This year, AAM’s Nancy and Bob Magoon CEO and Director, Heidi Zuckerman, is joined by collector and AAM National Council member Amy Phelan and sponsor Sotheby’s for the week’s festive events—and Whitewall will be there, too.
In addition to a talk with Johnson for AAM’s Artist Talk series, a hike, and a walk-through of the museum’s current exhibitions, we’ll be attending: WineCrush—a soirée hosted at Amy and John Phelan’s residence to kick off the week with an intimate night of mingling, wine, and dinner; PreviewCrush and PreviewExtra, first looks at what will be included in the ArtCrush auction, presented at Baldwin Gallery and Casterline | Goodman Gallery; ArtCrush, the premiere event at Buttermilk Mountain that features both a live and silent auction of works, complemented by a wine tasting, seated dinner, and an award presentation Johnson; and AfterPartyCrush, a late-night dance party at Belly Up, which will feature live music by Jellybean Benitez.
To kick off this year’s edition of ArtCrush and our Whitewaller Aspen 2018 takeover, we spoke with Zuckerman about art, her first book, and what makes Aspen so special.
WHITEWALLER: You recently released your first book, Conversations with Artists. Tell us a bit about what kind of dialogue your conversations with these artists have started.
HEIDI ZUCKERMAN: The conversations in my book are fundamentally about why art matters and how having open and honest dialogue can lead you to beautiful, unexpected insights. I believe we can learn a lot about who we are individually and as a broader community through talking and learning about the art and artists of our time.
WW: You’ve mentioned before that you think artists are very special people. Why is that?
HZ: Art is a unique language and those that create within it share perspectives that we could not otherwise access.
WW: Being a director of an art museum is a larger role within the art world, and it can either inhibit or advance an interest in collecting. Do you collect? What’s in your home?

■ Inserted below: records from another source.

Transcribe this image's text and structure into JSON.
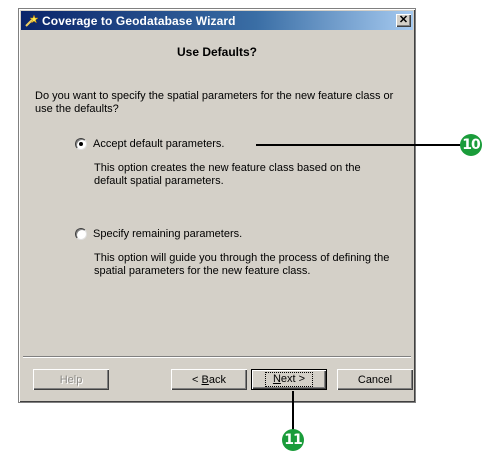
{
  "window": {
    "title": "Coverage to Geodatabase Wizard",
    "close_symbol": "✕"
  },
  "page": {
    "heading": "Use Defaults?",
    "question": "Do you want to specify the spatial parameters for the new feature class or use the defaults?"
  },
  "options": [
    {
      "label": "Accept default parameters.",
      "checked": true,
      "description": "This option creates the new feature class based on the default spatial parameters."
    },
    {
      "label": "Specify remaining parameters.",
      "checked": false,
      "description": "This option will guide you through the process of defining the spatial parameters for the new feature class."
    }
  ],
  "buttons": {
    "help": "Help",
    "back_prefix": "< ",
    "back_mnemonic": "B",
    "back_rest": "ack",
    "next_mnemonic": "N",
    "next_rest": "ext >",
    "cancel": "Cancel"
  },
  "callouts": {
    "accept_marker": "10",
    "next_marker": "11",
    "marker_color": "#1a9c3a"
  },
  "icons": {
    "app": "wizard-wand-icon",
    "close": "close-icon",
    "radio_checked": "radio-checked-icon",
    "radio_unchecked": "radio-unchecked-icon"
  }
}
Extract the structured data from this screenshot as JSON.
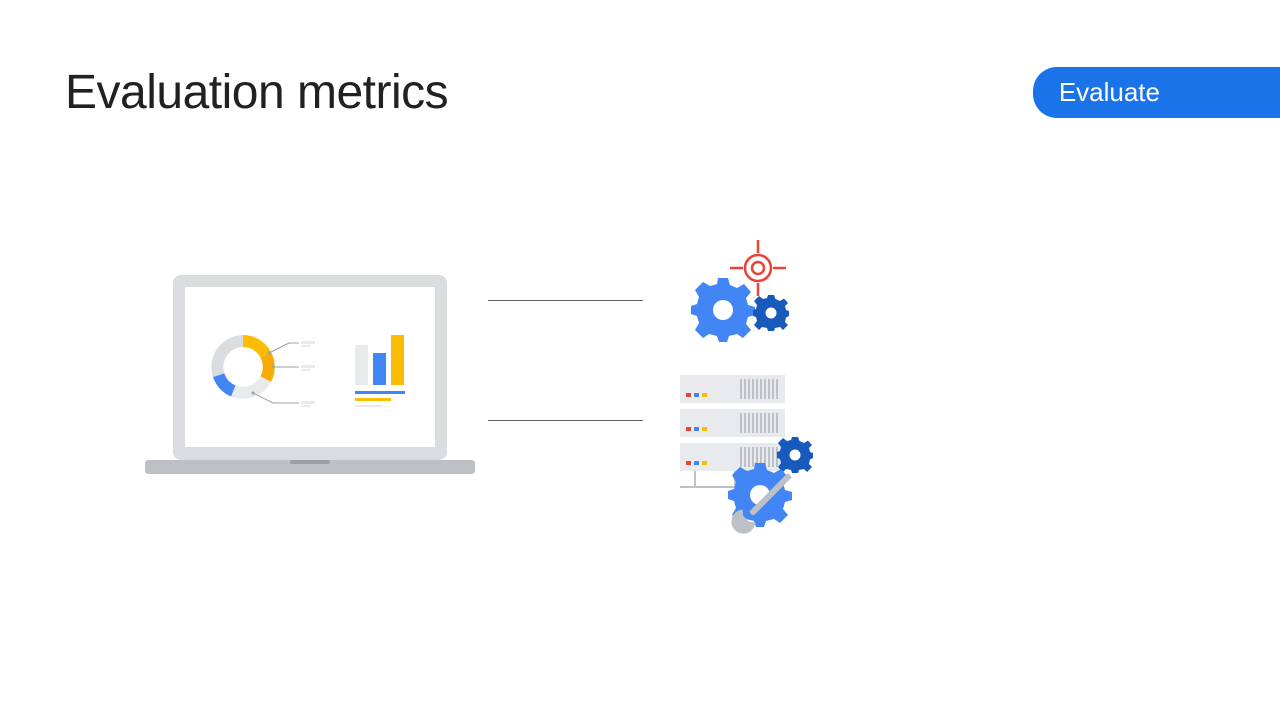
{
  "header": {
    "title": "Evaluation metrics",
    "badge_label": "Evaluate"
  },
  "colors": {
    "accent_blue": "#1a73e8",
    "google_blue": "#4285f4",
    "google_yellow": "#fbbc04",
    "google_red": "#ea4335",
    "grey_light": "#dadce0",
    "grey_mid": "#bdc1c6",
    "grey_dark": "#5f6368",
    "orange": "#f9ab00"
  },
  "icons": {
    "laptop": "laptop-analytics-icon",
    "gears_target": "gears-target-icon",
    "server_config": "server-tuning-icon"
  }
}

HZ: Yes, I absolutely live with art. Most of the art in my collection is by artists that I know and have shown. Walking around my house is a lot like walking through my professional life.
WW: What are some of your favorite art functions to attend?

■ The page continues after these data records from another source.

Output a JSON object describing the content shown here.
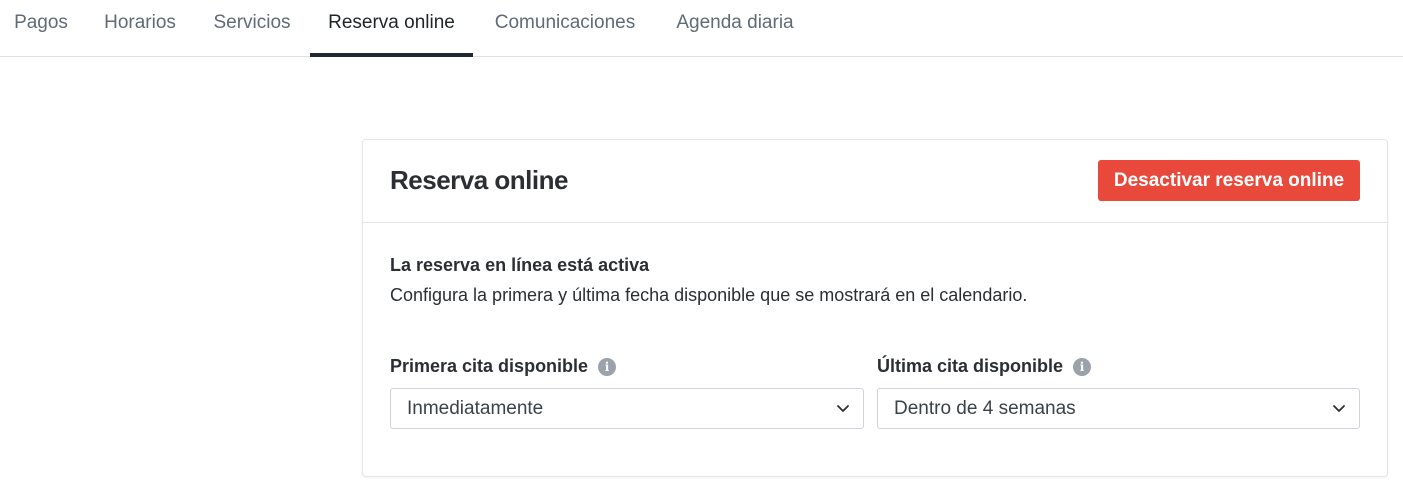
{
  "tabs": [
    {
      "label": "Pagos",
      "active": false
    },
    {
      "label": "Horarios",
      "active": false
    },
    {
      "label": "Servicios",
      "active": false
    },
    {
      "label": "Reserva online",
      "active": true
    },
    {
      "label": "Comunicaciones",
      "active": false
    },
    {
      "label": "Agenda diaria",
      "active": false
    }
  ],
  "card": {
    "title": "Reserva online",
    "deactivate_label": "Desactivar reserva online",
    "status_title": "La reserva en línea está activa",
    "status_description": "Configura la primera y última fecha disponible que se mostrará en el calendario.",
    "first_field": {
      "label": "Primera cita disponible",
      "value": "Inmediatamente",
      "icon": "info-icon"
    },
    "last_field": {
      "label": "Última cita disponible",
      "value": "Dentro de 4 semanas",
      "icon": "info-icon"
    }
  },
  "colors": {
    "danger": "#e8493b",
    "active_tab_underline": "#1f2933",
    "muted_text": "#5f6b76"
  }
}
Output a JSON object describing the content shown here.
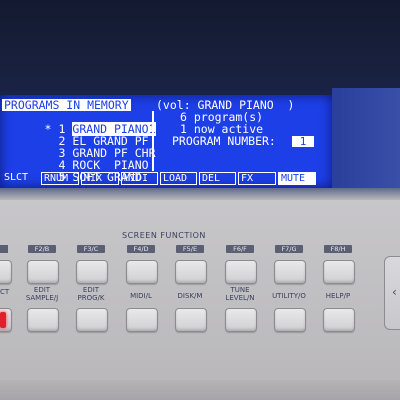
{
  "lcd": {
    "header_left": "PROGRAMS IN MEMORY",
    "header_right": "(vol: GRAND PIANO  )",
    "programs": [
      {
        "marker": "*",
        "number": "1",
        "name": "GRAND PIANO1",
        "selected": true
      },
      {
        "marker": "",
        "number": "2",
        "name": "EL GRAND PF",
        "selected": false
      },
      {
        "marker": "",
        "number": "3",
        "name": "GRAND PF CHR",
        "selected": false
      },
      {
        "marker": "",
        "number": "4",
        "name": "ROCK  PIANO",
        "selected": false
      },
      {
        "marker": "",
        "number": "5",
        "name": "SOFT GRAND",
        "selected": false
      }
    ],
    "program_count": "6 program(s)",
    "active_count": "1 now active",
    "program_number_label": "PROGRAM NUMBER:",
    "program_number_value": "1",
    "softkeys": [
      {
        "label": "SLCT",
        "active": false
      },
      {
        "label": "RNUM",
        "active": false
      },
      {
        "label": "MIX",
        "active": false
      },
      {
        "label": "MIDI",
        "active": false
      },
      {
        "label": "LOAD",
        "active": false
      },
      {
        "label": "DEL",
        "active": false
      },
      {
        "label": "FX",
        "active": false
      },
      {
        "label": "MUTE",
        "active": true
      }
    ]
  },
  "panel": {
    "section_title": "SCREEN FUNCTION",
    "fkeys": [
      "F2/B",
      "F3/C",
      "F4/D",
      "F5/E",
      "F6/F",
      "F7/G",
      "F8/H"
    ],
    "functions": [
      "EDIT\nSAMPLE/J",
      "EDIT\nPROG/K",
      "MIDI/L",
      "DISK/M",
      "TUNE\nLEVEL/N",
      "UTILITY/O",
      "HELP/P"
    ],
    "edge_function": "CT",
    "colors": {
      "lcd": "#1d3fe8",
      "led": "#e0202a"
    }
  }
}
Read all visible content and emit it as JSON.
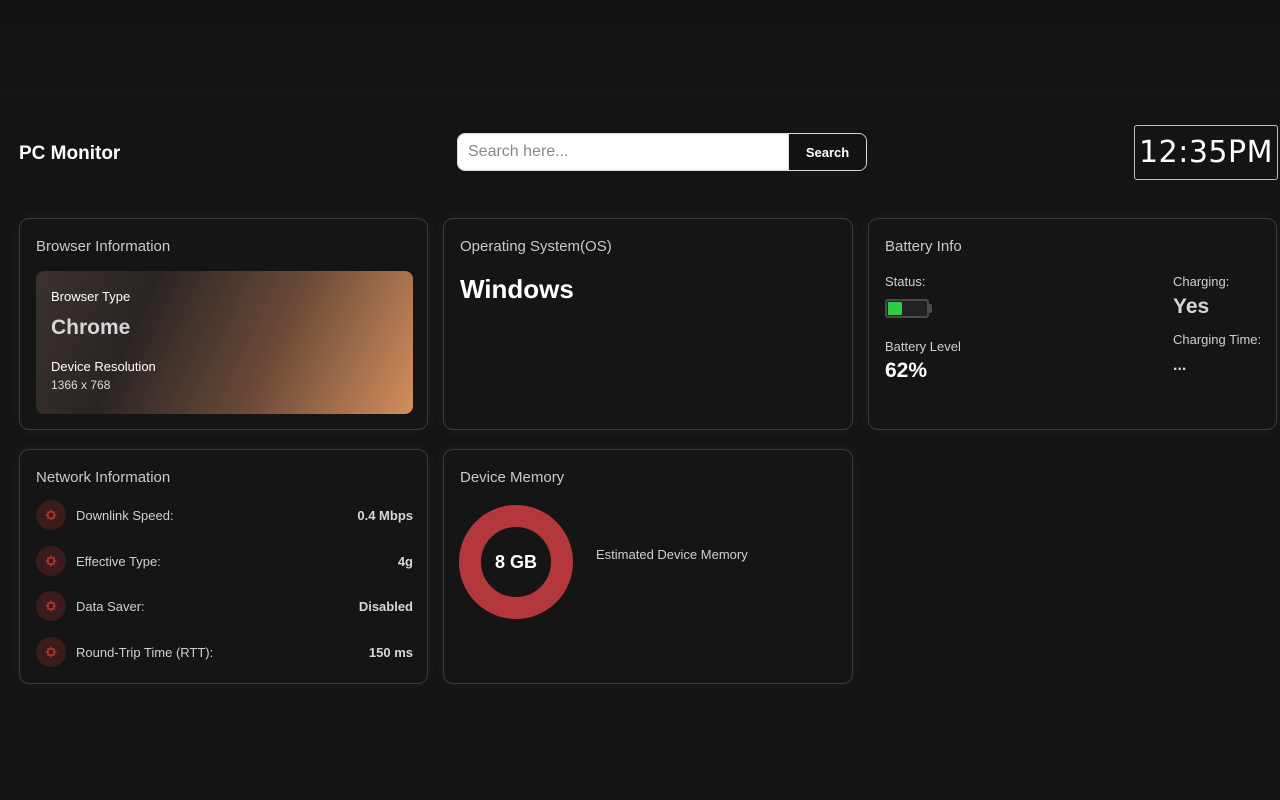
{
  "header": {
    "title": "PC Monitor",
    "search": {
      "placeholder": "Search here...",
      "value": "",
      "button_label": "Search"
    },
    "clock": "12:35PM"
  },
  "browser_card": {
    "title": "Browser Information",
    "type_label": "Browser Type",
    "type_value": "Chrome",
    "resolution_label": "Device Resolution",
    "resolution_value": "1366 x 768"
  },
  "os_card": {
    "title": "Operating System(OS)",
    "value": "Windows"
  },
  "battery_card": {
    "title": "Battery Info",
    "status_label": "Status:",
    "level_fraction": 0.35,
    "level_label": "Battery Level",
    "level_value": "62%",
    "charging_label": "Charging:",
    "charging_value": "Yes",
    "charging_time_label": "Charging Time:",
    "charging_time_value": "...",
    "fill_color": "#2ecc40"
  },
  "network_card": {
    "title": "Network Information",
    "icon": "network-icon",
    "accent_color": "#c0392b",
    "rows": [
      {
        "label": "Downlink Speed:",
        "value": "0.4 Mbps"
      },
      {
        "label": "Effective Type:",
        "value": "4g"
      },
      {
        "label": "Data Saver:",
        "value": "Disabled"
      },
      {
        "label": "Round-Trip Time (RTT):",
        "value": "150 ms"
      }
    ]
  },
  "memory_card": {
    "title": "Device Memory",
    "value": "8 GB",
    "caption": "Estimated Device Memory",
    "ring_color": "#b3373b"
  }
}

HZ: I love our series of Artist Talks that brings some of the most engaging artists working today to the AAM. ArtCrush and the events leading up to that glorious event are always the highlights of my year!
WW: Tell us a bit about your yearly functions—the summer benefit, ArtCrush, and your winter benefit, The Now. What do these two annual events mean to the museum?

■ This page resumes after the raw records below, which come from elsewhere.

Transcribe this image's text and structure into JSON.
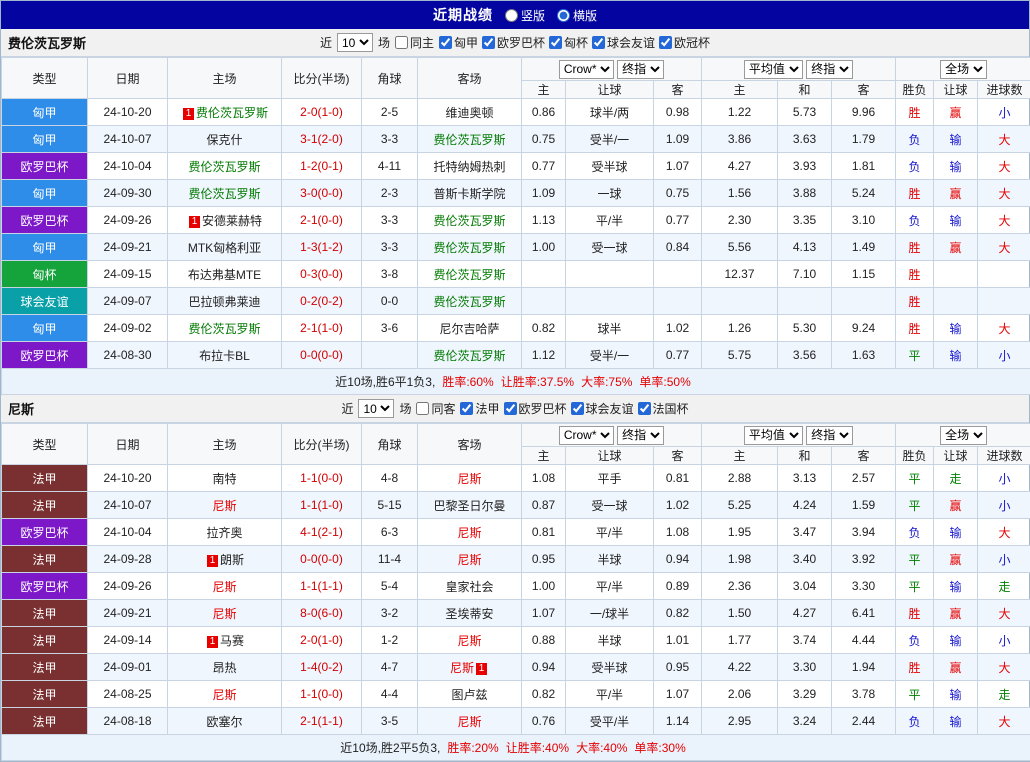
{
  "topbar": {
    "title": "近期战绩",
    "layout_options": [
      {
        "label": "竖版",
        "selected": false
      },
      {
        "label": "横版",
        "selected": true
      }
    ]
  },
  "table_head": {
    "type": "类型",
    "date": "日期",
    "home": "主场",
    "score": "比分(半场)",
    "corner": "角球",
    "away": "客场",
    "selects": {
      "odds": [
        "Crow*",
        "终指"
      ],
      "avg": [
        "平均值",
        "终指"
      ],
      "scope": "全场"
    },
    "sub": [
      "主",
      "让球",
      "客",
      "主",
      "和",
      "客",
      "胜负",
      "让球",
      "进球数"
    ]
  },
  "league_colors": {
    "匈甲": "#2e8de8",
    "欧罗巴杯": "#7d18c8",
    "匈杯": "#15a33c",
    "球会友谊": "#0aa0a8",
    "法甲": "#7a3030",
    "法国杯": "#2e8de8",
    "欧冠杯": "#7d18c8"
  },
  "team_colors": {
    "费伦茨瓦罗斯": "#007a00",
    "尼斯": "#e60000"
  },
  "result_colors": {
    "胜": "#e60000",
    "赢": "#e60000",
    "大": "#e60000",
    "负": "#1515cc",
    "输": "#1515cc",
    "小": "#1515cc",
    "平": "#008000",
    "走": "#008000"
  },
  "sections": [
    {
      "team": "费伦茨瓦罗斯",
      "filter": {
        "near_label": "近",
        "count": "10",
        "games_label": "场",
        "same_label": "同主",
        "same_checked": false,
        "leagues": [
          {
            "label": "匈甲",
            "checked": true
          },
          {
            "label": "欧罗巴杯",
            "checked": true
          },
          {
            "label": "匈杯",
            "checked": true
          },
          {
            "label": "球会友谊",
            "checked": true
          },
          {
            "label": "欧冠杯",
            "checked": true
          }
        ]
      },
      "rows": [
        {
          "type": "匈甲",
          "date": "24-10-20",
          "home": "费伦茨瓦罗斯",
          "home_badge": "1",
          "score": "2-0(1-0)",
          "corner": "2-5",
          "away": "维迪奥顿",
          "odds": [
            "0.86",
            "球半/两",
            "0.98"
          ],
          "avg": [
            "1.22",
            "5.73",
            "9.96"
          ],
          "res": [
            "胜",
            "赢",
            "小"
          ]
        },
        {
          "type": "匈甲",
          "date": "24-10-07",
          "home": "保克什",
          "score": "3-1(2-0)",
          "corner": "3-3",
          "away": "费伦茨瓦罗斯",
          "odds": [
            "0.75",
            "受半/一",
            "1.09"
          ],
          "avg": [
            "3.86",
            "3.63",
            "1.79"
          ],
          "res": [
            "负",
            "输",
            "大"
          ]
        },
        {
          "type": "欧罗巴杯",
          "date": "24-10-04",
          "home": "费伦茨瓦罗斯",
          "score": "1-2(0-1)",
          "corner": "4-11",
          "away": "托特纳姆热刺",
          "odds": [
            "0.77",
            "受半球",
            "1.07"
          ],
          "avg": [
            "4.27",
            "3.93",
            "1.81"
          ],
          "res": [
            "负",
            "输",
            "大"
          ]
        },
        {
          "type": "匈甲",
          "date": "24-09-30",
          "home": "费伦茨瓦罗斯",
          "score": "3-0(0-0)",
          "corner": "2-3",
          "away": "普斯卡斯学院",
          "odds": [
            "1.09",
            "一球",
            "0.75"
          ],
          "avg": [
            "1.56",
            "3.88",
            "5.24"
          ],
          "res": [
            "胜",
            "赢",
            "大"
          ]
        },
        {
          "type": "欧罗巴杯",
          "date": "24-09-26",
          "home": "安德莱赫特",
          "home_badge": "1",
          "score": "2-1(0-0)",
          "corner": "3-3",
          "away": "费伦茨瓦罗斯",
          "odds": [
            "1.13",
            "平/半",
            "0.77"
          ],
          "avg": [
            "2.30",
            "3.35",
            "3.10"
          ],
          "res": [
            "负",
            "输",
            "大"
          ]
        },
        {
          "type": "匈甲",
          "date": "24-09-21",
          "home": "MTK匈格利亚",
          "score": "1-3(1-2)",
          "corner": "3-3",
          "away": "费伦茨瓦罗斯",
          "odds": [
            "1.00",
            "受一球",
            "0.84"
          ],
          "avg": [
            "5.56",
            "4.13",
            "1.49"
          ],
          "res": [
            "胜",
            "赢",
            "大"
          ]
        },
        {
          "type": "匈杯",
          "date": "24-09-15",
          "home": "布达弗基MTE",
          "score": "0-3(0-0)",
          "corner": "3-8",
          "away": "费伦茨瓦罗斯",
          "odds": [
            "",
            "",
            ""
          ],
          "avg": [
            "12.37",
            "7.10",
            "1.15"
          ],
          "res": [
            "胜",
            "",
            ""
          ]
        },
        {
          "type": "球会友谊",
          "date": "24-09-07",
          "home": "巴拉顿弗莱迪",
          "score": "0-2(0-2)",
          "corner": "0-0",
          "away": "费伦茨瓦罗斯",
          "odds": [
            "",
            "",
            ""
          ],
          "avg": [
            "",
            "",
            ""
          ],
          "res": [
            "胜",
            "",
            ""
          ]
        },
        {
          "type": "匈甲",
          "date": "24-09-02",
          "home": "费伦茨瓦罗斯",
          "score": "2-1(1-0)",
          "corner": "3-6",
          "away": "尼尔吉哈萨",
          "odds": [
            "0.82",
            "球半",
            "1.02"
          ],
          "avg": [
            "1.26",
            "5.30",
            "9.24"
          ],
          "res": [
            "胜",
            "输",
            "大"
          ]
        },
        {
          "type": "欧罗巴杯",
          "date": "24-08-30",
          "home": "布拉卡BL",
          "score": "0-0(0-0)",
          "corner": "",
          "away": "费伦茨瓦罗斯",
          "odds": [
            "1.12",
            "受半/一",
            "0.77"
          ],
          "avg": [
            "5.75",
            "3.56",
            "1.63"
          ],
          "res": [
            "平",
            "输",
            "小"
          ]
        }
      ],
      "summary": [
        {
          "text": "近10场,胜6平1负3,",
          "color": "#222222"
        },
        {
          "text": "胜率:60%",
          "color": "#e60000"
        },
        {
          "text": "让胜率:37.5%",
          "color": "#e60000"
        },
        {
          "text": "大率:75%",
          "color": "#e60000"
        },
        {
          "text": "单率:50%",
          "color": "#e60000"
        }
      ]
    },
    {
      "team": "尼斯",
      "filter": {
        "near_label": "近",
        "count": "10",
        "games_label": "场",
        "same_label": "同客",
        "same_checked": false,
        "leagues": [
          {
            "label": "法甲",
            "checked": true
          },
          {
            "label": "欧罗巴杯",
            "checked": true
          },
          {
            "label": "球会友谊",
            "checked": true
          },
          {
            "label": "法国杯",
            "checked": true
          }
        ]
      },
      "rows": [
        {
          "type": "法甲",
          "date": "24-10-20",
          "home": "南特",
          "score": "1-1(0-0)",
          "corner": "4-8",
          "away": "尼斯",
          "odds": [
            "1.08",
            "平手",
            "0.81"
          ],
          "avg": [
            "2.88",
            "3.13",
            "2.57"
          ],
          "res": [
            "平",
            "走",
            "小"
          ]
        },
        {
          "type": "法甲",
          "date": "24-10-07",
          "home": "尼斯",
          "score": "1-1(1-0)",
          "corner": "5-15",
          "away": "巴黎圣日尔曼",
          "odds": [
            "0.87",
            "受一球",
            "1.02"
          ],
          "avg": [
            "5.25",
            "4.24",
            "1.59"
          ],
          "res": [
            "平",
            "赢",
            "小"
          ]
        },
        {
          "type": "欧罗巴杯",
          "date": "24-10-04",
          "home": "拉齐奥",
          "score": "4-1(2-1)",
          "corner": "6-3",
          "away": "尼斯",
          "odds": [
            "0.81",
            "平/半",
            "1.08"
          ],
          "avg": [
            "1.95",
            "3.47",
            "3.94"
          ],
          "res": [
            "负",
            "输",
            "大"
          ]
        },
        {
          "type": "法甲",
          "date": "24-09-28",
          "home": "朗斯",
          "home_badge": "1",
          "score": "0-0(0-0)",
          "corner": "11-4",
          "away": "尼斯",
          "odds": [
            "0.95",
            "半球",
            "0.94"
          ],
          "avg": [
            "1.98",
            "3.40",
            "3.92"
          ],
          "res": [
            "平",
            "赢",
            "小"
          ]
        },
        {
          "type": "欧罗巴杯",
          "date": "24-09-26",
          "home": "尼斯",
          "score": "1-1(1-1)",
          "corner": "5-4",
          "away": "皇家社会",
          "odds": [
            "1.00",
            "平/半",
            "0.89"
          ],
          "avg": [
            "2.36",
            "3.04",
            "3.30"
          ],
          "res": [
            "平",
            "输",
            "走"
          ]
        },
        {
          "type": "法甲",
          "date": "24-09-21",
          "home": "尼斯",
          "score": "8-0(6-0)",
          "corner": "3-2",
          "away": "圣埃蒂安",
          "odds": [
            "1.07",
            "一/球半",
            "0.82"
          ],
          "avg": [
            "1.50",
            "4.27",
            "6.41"
          ],
          "res": [
            "胜",
            "赢",
            "大"
          ]
        },
        {
          "type": "法甲",
          "date": "24-09-14",
          "home": "马赛",
          "home_badge": "1",
          "score": "2-0(1-0)",
          "corner": "1-2",
          "away": "尼斯",
          "odds": [
            "0.88",
            "半球",
            "1.01"
          ],
          "avg": [
            "1.77",
            "3.74",
            "4.44"
          ],
          "res": [
            "负",
            "输",
            "小"
          ]
        },
        {
          "type": "法甲",
          "date": "24-09-01",
          "home": "昂热",
          "score": "1-4(0-2)",
          "corner": "4-7",
          "away": "尼斯",
          "away_badge": "1",
          "odds": [
            "0.94",
            "受半球",
            "0.95"
          ],
          "avg": [
            "4.22",
            "3.30",
            "1.94"
          ],
          "res": [
            "胜",
            "赢",
            "大"
          ]
        },
        {
          "type": "法甲",
          "date": "24-08-25",
          "home": "尼斯",
          "score": "1-1(0-0)",
          "corner": "4-4",
          "away": "图卢兹",
          "odds": [
            "0.82",
            "平/半",
            "1.07"
          ],
          "avg": [
            "2.06",
            "3.29",
            "3.78"
          ],
          "res": [
            "平",
            "输",
            "走"
          ]
        },
        {
          "type": "法甲",
          "date": "24-08-18",
          "home": "欧塞尔",
          "score": "2-1(1-1)",
          "corner": "3-5",
          "away": "尼斯",
          "odds": [
            "0.76",
            "受平/半",
            "1.14"
          ],
          "avg": [
            "2.95",
            "3.24",
            "2.44"
          ],
          "res": [
            "负",
            "输",
            "大"
          ]
        }
      ],
      "summary": [
        {
          "text": "近10场,胜2平5负3,",
          "color": "#222222"
        },
        {
          "text": "胜率:20%",
          "color": "#e60000"
        },
        {
          "text": "让胜率:40%",
          "color": "#e60000"
        },
        {
          "text": "大率:40%",
          "color": "#e60000"
        },
        {
          "text": "单率:30%",
          "color": "#e60000"
        }
      ]
    }
  ]
}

HZ: ArtCrush is more than a single evening. It also includes WineCrush, PreviewCrush, and AfterPartyCrush—lots of art, people, fun, and wine. The Now is an intimate evening at the museum, bringing together art and live music. Both are really special celebrations of art and philanthropy.
WW: What about the Aspen community is particularly special?
HZ: Aspen is a place of extremes—extreme culture, extreme nature, and extreme philanthropy!